The authors cannot be expected to know that, actually, that the desired goals are exactly being achieved. Their final point is significant in this regard, that they obviously were not working on the notion that vaccines were harmful and obviously drew their final conclusions on the basis of the idea that the increase in high mortality rates among infants were unintended. The opposite is the case.

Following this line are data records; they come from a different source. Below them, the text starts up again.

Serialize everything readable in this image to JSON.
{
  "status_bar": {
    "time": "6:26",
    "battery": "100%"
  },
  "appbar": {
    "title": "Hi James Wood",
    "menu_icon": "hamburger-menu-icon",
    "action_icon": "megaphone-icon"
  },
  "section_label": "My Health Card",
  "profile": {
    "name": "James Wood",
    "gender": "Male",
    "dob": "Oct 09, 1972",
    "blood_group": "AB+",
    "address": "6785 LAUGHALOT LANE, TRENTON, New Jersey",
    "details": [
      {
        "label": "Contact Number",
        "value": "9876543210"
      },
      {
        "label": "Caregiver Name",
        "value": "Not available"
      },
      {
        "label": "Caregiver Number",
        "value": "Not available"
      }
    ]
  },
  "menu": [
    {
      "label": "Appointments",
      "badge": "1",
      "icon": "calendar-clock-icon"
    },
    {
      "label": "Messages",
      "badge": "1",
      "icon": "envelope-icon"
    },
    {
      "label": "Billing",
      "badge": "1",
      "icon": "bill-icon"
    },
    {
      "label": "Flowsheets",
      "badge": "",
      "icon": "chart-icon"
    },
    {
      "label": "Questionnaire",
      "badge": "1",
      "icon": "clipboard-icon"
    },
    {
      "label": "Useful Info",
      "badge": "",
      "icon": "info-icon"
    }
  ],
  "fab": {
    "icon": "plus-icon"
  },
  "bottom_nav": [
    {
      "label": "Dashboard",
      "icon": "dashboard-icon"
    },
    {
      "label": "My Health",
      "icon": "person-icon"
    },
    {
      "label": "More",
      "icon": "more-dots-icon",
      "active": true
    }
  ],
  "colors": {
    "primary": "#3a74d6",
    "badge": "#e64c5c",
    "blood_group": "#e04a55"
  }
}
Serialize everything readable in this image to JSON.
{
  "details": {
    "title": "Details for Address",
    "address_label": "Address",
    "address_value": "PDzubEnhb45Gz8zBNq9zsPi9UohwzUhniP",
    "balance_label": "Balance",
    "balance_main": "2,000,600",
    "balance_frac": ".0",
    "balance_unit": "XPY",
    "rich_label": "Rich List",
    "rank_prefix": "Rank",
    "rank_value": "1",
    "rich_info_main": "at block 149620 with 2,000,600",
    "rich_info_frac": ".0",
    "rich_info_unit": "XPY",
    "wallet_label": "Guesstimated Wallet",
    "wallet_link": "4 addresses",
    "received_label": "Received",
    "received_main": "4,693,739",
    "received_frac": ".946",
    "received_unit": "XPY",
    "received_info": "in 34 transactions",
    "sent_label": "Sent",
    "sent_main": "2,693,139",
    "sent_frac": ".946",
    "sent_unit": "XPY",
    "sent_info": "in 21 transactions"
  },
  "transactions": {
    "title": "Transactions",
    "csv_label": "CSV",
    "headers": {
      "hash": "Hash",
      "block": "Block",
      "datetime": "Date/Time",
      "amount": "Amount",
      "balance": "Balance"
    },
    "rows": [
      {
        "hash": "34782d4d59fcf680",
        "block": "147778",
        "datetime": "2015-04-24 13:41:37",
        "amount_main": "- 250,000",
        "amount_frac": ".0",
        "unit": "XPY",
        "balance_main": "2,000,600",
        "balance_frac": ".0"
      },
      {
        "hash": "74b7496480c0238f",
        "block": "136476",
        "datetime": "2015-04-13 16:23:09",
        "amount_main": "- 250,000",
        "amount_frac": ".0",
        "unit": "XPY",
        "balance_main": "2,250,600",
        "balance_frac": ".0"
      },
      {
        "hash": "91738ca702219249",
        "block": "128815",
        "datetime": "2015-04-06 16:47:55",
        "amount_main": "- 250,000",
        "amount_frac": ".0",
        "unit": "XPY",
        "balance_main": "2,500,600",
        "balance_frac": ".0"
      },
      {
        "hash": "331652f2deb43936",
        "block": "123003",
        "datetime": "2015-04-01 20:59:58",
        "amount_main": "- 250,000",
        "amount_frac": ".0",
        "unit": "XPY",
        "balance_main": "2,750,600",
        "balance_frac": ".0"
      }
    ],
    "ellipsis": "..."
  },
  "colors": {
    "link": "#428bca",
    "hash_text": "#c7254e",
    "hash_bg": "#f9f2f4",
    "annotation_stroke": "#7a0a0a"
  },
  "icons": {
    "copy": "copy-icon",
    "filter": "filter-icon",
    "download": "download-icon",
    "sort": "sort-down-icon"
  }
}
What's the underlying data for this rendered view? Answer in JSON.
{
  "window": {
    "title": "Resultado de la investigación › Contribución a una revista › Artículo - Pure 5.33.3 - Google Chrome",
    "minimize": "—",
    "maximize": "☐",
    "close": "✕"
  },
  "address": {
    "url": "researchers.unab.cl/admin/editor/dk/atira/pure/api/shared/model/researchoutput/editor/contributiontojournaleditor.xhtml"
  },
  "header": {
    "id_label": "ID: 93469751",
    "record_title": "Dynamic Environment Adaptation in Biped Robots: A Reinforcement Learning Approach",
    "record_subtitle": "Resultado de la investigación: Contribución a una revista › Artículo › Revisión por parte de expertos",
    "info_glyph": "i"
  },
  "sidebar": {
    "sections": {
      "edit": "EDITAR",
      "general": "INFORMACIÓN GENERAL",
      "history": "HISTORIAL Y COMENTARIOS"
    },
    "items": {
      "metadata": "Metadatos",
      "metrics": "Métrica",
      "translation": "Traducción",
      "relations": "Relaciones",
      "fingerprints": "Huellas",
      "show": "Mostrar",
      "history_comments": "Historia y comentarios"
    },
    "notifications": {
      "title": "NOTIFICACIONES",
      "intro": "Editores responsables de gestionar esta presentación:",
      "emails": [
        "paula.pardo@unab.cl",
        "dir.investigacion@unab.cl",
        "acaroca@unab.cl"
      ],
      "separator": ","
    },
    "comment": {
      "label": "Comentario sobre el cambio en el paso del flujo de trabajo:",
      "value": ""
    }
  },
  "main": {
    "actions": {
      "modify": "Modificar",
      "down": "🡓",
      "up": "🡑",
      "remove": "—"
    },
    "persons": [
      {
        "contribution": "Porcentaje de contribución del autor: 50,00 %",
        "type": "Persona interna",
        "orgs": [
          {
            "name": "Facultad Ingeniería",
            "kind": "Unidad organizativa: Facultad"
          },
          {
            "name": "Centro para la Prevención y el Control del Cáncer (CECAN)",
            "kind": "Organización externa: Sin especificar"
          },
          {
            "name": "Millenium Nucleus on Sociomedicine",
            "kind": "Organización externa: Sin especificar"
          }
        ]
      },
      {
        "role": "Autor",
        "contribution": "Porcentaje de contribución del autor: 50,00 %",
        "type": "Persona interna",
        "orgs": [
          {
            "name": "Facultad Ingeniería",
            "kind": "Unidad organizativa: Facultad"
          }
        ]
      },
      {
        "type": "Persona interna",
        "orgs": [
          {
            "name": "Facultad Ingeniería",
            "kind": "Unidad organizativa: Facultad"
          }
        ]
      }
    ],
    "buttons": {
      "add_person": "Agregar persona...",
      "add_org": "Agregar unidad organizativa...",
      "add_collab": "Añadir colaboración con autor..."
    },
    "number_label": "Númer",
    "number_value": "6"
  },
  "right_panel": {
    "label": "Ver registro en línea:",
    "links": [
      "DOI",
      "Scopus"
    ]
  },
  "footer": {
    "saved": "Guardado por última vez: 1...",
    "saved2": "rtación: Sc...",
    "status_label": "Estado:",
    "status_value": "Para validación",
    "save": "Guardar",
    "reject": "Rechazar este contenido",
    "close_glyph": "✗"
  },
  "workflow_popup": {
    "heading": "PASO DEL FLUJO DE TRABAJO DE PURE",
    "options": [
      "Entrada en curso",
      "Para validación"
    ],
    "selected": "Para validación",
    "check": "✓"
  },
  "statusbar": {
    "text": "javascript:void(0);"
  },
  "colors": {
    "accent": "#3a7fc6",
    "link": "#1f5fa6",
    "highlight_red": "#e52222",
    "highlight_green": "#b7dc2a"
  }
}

The World Health Organization, the World Bank, The UN environmental department, the UN Population Fund, the Bill and Melinda Gates Foundation and all the other arms of the creature we call the scientific dictatorship are closing in on all of humanity with mass-scale vaccination programmes and genetically engineered food.
Where the mantra used to be ‚Äúto combat global warming, we need a one world government‚ÄĚ, now it sounds something along the lines of ‚Äúwhen we wish to eradicate poverty, we must have a global government and reduce human numbers, by the way.‚ÄĚ Any pretext will do. More recently it were oceans in need that prompted the World Bank to initiate a global ‚Äúalliance‚ÄĚ. The same argument can of course be applied and is being applied to every other possible calamity.
Following this line of reasoning will inevitably bring you to pretexts under which global population control can be sold. Want to reduce victims of drunk driving? Reduce human numbers. Looking to cure cancer? Reduce the birthrate so less people will die as a result of it. The scientific community has joined the effort, attempting to sell population reduction to stop poverty and disease worldwide.
The question that arises, of course, is how to improve ‚Äúhealth conditions‚ÄĚ. Inanother study from 2009¬†Bonds and Rohani say:
‚Äú‚Äú(‚Ä¶) the birth of a child in the poorest parts of the world represents not only a new infection opportunity for a disease, but also an increase in the probability of infection for the rest of the susceptible host population. Thus, epidemiological theory predicts that a reduction in the birth rate can significantly lower the prevalence of childhood diseases.‚ÄĚ
‚ÄúWe find that, after accounting for an income effect, reducing fertility may result in significantly lower disease prevalence over the long (economic) term than would a standard S-I-R epidemiological model predict, and might even be an effective strategy for eradicating some infectious diseases. Such a solution would make Malthus proud‚ÄĚ, Bonds writes.
‚Äú(‚Ä¶) the new model, which accounts for an economic effect, predicts that a reduction in fertility may be significantly more effective than a vaccine. It also illustrates that a sustained vaccination policy would be more likely to eradicate a disease if done in conjunction with decreased reproduction.‚ÄĚ
‚ÄúThis model‚ÄĚ, Bond continues, ‚Äúis likely to understate the true benefits of reduced fertility because the effect of reducing the birth rate is to reduce the flow of susceptible for all diseases, which is the equivalent of a vaccine for all infectious diseases at the same time.‚ÄĚ
If you eradicate the human, you eradicate the disease- problem solved:
‚ÄúInfectious diseases, however, continue to be most significant in developing countries, which experience relatively rapid population growth. The effect of this influx of children on the persistence and dynamics of childhood diseases, as well as on the critical vaccination coverage, is reasonably well-established (McLean and Anderson, 1988a; Broutin et al., 2005). But it is now warranted to turn this framework on its head: can fertility reduction be an integral element of a disease eradication campaign?‚ÄĚ
The answer to that question is given by Bill Gates in 2010 when he promoted using vaccines to lower the population by 10 to 15%: